1875, when he returned in the spring to his beloved Sheboygan and here continued publication of the Tribun until he died,
not quite six months later. The business was carried on by his widow, Augusta Marschner, and son Alfred Jr., until 1883,
when the Tribun was merged with the Sheboygan Zeitung. The Sheboygan Herald, which the Marschners had bought of the
Marshes in 1881, was sold to L. K. Howe. By the way, the Tribun printing office was the first in Sheboygan operated by
The Sheboygan Telegram (daily) was started in 1887 by R. W. Billett and later sold to Burk & Bornefeld in 1891, to W. E.
Tallmadge the following year, and then to the Telegram Printing company, Frank Zufelt, editor. In 1920 this company sold
out to a socialist organization, and the Telegram became its organ under the able editorship of George C. Hille, but after
running a few months the newspaper was sold to the Press Publishing company, and was for a time hyphenated with the
Sheboygan Press, but later its name was omitted from the title, and the Telegram remains but a memory.
The weekly Sheboygan Journal, later daily, was started the same year as was the daily Sheboygan Telegram - 1887, and the
many kaleidoscopic changes of ownership it experienced during its long storm-and-stress career are unmatched in Sheboygan
journalism, as the following sequential record will reveal. It was launched the year last above named by Bolens & Lynch.
In 1888 it was incorporated as the Journal Printing company and T. J. Lynch was editor. In 1890 it was sold to Stokes &
Heyn. In 1895 it was sold to Wilbur M. Root, who the same year sold half interest to L. E. Reed. In 1897 Mr. Root sold
his remaining half interest to Veech & Hotchin and withdrew from the newspaper business, to which he was not very well

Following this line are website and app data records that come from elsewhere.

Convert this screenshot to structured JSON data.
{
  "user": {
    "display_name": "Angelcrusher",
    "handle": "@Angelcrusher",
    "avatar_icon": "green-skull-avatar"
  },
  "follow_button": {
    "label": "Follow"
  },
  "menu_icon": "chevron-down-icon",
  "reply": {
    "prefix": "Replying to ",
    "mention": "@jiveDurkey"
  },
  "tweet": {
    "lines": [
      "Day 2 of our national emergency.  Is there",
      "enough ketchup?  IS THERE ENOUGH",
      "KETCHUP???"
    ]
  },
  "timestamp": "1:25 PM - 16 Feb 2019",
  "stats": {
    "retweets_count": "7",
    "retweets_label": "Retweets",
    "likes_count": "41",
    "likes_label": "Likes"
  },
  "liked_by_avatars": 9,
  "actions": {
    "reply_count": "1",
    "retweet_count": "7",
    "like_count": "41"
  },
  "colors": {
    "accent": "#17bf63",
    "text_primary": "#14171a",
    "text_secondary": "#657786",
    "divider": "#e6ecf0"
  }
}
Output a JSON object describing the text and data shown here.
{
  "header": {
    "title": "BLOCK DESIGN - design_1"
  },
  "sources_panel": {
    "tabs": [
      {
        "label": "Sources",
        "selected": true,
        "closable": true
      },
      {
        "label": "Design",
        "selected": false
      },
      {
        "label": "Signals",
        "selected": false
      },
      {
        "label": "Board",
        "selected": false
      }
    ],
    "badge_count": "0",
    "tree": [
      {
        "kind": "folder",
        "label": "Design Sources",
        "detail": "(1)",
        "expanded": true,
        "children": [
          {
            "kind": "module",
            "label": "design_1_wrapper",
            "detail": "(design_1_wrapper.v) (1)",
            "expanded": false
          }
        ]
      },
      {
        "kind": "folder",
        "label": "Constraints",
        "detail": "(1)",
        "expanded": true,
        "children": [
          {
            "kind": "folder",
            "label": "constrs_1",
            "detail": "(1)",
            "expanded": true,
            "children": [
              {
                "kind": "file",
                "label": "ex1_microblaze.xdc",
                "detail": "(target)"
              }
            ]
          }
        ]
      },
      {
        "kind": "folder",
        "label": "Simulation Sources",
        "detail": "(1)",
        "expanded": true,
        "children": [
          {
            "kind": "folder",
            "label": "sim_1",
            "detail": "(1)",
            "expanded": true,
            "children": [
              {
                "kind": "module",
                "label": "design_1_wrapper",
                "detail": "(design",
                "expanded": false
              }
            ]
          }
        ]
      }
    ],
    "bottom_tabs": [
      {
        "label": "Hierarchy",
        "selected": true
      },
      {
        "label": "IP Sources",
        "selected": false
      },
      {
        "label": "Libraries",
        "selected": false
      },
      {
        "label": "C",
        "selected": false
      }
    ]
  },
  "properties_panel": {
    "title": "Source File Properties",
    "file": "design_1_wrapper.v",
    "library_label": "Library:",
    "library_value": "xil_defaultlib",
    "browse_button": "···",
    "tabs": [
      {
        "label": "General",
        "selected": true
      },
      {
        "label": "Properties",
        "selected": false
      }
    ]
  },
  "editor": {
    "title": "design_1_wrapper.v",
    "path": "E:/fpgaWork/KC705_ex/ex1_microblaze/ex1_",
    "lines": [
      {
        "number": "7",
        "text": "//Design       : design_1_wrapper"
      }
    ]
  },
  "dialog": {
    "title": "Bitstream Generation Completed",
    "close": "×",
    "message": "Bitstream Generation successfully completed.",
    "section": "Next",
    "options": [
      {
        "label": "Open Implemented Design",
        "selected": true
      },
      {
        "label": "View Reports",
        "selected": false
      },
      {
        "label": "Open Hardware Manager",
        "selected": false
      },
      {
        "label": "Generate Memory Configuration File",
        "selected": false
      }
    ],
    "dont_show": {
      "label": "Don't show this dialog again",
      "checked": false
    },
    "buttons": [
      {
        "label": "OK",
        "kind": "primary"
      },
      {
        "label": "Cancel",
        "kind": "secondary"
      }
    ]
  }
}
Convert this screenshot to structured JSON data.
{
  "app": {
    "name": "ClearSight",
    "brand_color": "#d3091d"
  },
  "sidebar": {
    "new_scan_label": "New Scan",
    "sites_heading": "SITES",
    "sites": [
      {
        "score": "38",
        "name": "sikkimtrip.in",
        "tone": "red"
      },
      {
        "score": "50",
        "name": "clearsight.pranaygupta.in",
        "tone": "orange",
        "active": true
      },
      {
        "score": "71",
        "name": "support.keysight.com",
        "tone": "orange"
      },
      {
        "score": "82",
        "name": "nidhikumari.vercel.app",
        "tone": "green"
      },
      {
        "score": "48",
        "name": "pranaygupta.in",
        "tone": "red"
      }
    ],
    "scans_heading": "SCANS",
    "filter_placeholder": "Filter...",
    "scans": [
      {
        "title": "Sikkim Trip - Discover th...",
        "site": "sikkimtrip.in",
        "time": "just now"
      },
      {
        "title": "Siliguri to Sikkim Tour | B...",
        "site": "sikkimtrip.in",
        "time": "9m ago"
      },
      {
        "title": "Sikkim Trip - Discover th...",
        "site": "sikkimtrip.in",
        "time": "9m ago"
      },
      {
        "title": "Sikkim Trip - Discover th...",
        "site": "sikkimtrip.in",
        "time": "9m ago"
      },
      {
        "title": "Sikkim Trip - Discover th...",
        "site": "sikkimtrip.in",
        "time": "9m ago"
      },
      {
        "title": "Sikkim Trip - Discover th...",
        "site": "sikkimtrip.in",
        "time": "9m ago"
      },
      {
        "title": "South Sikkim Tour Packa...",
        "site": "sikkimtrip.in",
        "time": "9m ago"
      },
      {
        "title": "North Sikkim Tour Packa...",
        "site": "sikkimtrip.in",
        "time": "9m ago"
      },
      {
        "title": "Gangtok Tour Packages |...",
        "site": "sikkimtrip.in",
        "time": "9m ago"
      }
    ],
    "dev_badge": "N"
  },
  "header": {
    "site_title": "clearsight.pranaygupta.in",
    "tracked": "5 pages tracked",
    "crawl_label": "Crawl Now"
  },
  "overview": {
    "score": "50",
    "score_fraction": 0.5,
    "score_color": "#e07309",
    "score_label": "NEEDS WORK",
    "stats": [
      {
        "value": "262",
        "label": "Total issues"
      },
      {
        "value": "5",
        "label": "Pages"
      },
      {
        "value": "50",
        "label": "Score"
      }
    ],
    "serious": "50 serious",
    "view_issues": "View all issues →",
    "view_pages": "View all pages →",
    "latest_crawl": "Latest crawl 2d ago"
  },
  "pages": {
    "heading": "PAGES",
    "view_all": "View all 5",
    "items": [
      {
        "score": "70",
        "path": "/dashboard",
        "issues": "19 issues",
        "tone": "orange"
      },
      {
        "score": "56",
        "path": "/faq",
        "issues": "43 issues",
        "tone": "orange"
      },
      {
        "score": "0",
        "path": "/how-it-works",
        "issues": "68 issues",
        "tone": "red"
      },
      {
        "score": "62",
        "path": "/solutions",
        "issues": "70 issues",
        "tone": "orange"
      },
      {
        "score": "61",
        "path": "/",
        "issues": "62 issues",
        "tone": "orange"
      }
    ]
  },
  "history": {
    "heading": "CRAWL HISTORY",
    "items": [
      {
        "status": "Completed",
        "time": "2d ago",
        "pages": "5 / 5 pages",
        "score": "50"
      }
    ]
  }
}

adapted lacking previous experience. In 1909 Mesdames L. E. Reed and S. W. Reed bought the half interest of E. R. Veech,
and the Sheboygan Journal was re-incorporated by the Reeds, who thus became sole owners of the stock. Later they sold out
to the Sheboygan Press Publishing company, and the Sheboygan Journal id now also only a memory.
The Independent, a daily publication conducted under a "clubbing" arrangement in connection with the Milwaukee Evening
Wisconsin, was for several months in 1890 issued here.
The Sheboygan Amerika, German-language daily, was established in 1905 and is published by the Sheboygan Publishing
company, which also publishes the semi-weekly German-language Sheboygan Zeitung.
The Volksblatt, German-language weekly Labor organ, was published here for ten years from 1895 by the Volksblatt
Publishing company, when it, too, joined the wreckage strewn along Sheboygan's journalistic seacoast, and leaving the
entire coast clear for two German-language publications and for the daily Sheboygan Press, now Sheboygan's only and real
The Sheboygan Press was started in 1906 by A. H. Friese, who later sold it to Charles Weisse of Sheboygan Falls, and Mr.
Weisse soon thereafter caused the Press Publishing company to be incorporated which organization has, under the efficient
management and editorship of Mr. C. E. Broughton, lifted the standard of the Sheboygan Press well up into the metropolitan
class, and if the skippers of the journalistic craft of Sheboygan's past could be served by the Press, they might behold
it in the realization of ambition such as they themselves failed to experience.
The earlier newspapers were really so-called by courtesy only, for they printed very little news, even of a local
character, for their publishers, who usually also acted as editors, were kept pretty busy collecting enough cash to pay
their help and print paper and "patent insides" bills and other overhead expenses, and to support their usually large
families respectably. They has no news service like the modern Associated Press and the United Press and syndicate
service available, and even if available, the cost would have been prohibitive to most early-day small-town publishers of
so-called newspapers. However, most of them admirably served their purpose of putting the towns on the map, attracting
newcomers, and by more or less eloquent presentation of the business and professional openings offered persuading them to
become permanent residents. All honor to our journalistic pioneers.
Copyright 1997 - 2005 by Debie Blindauer
All Rights reserved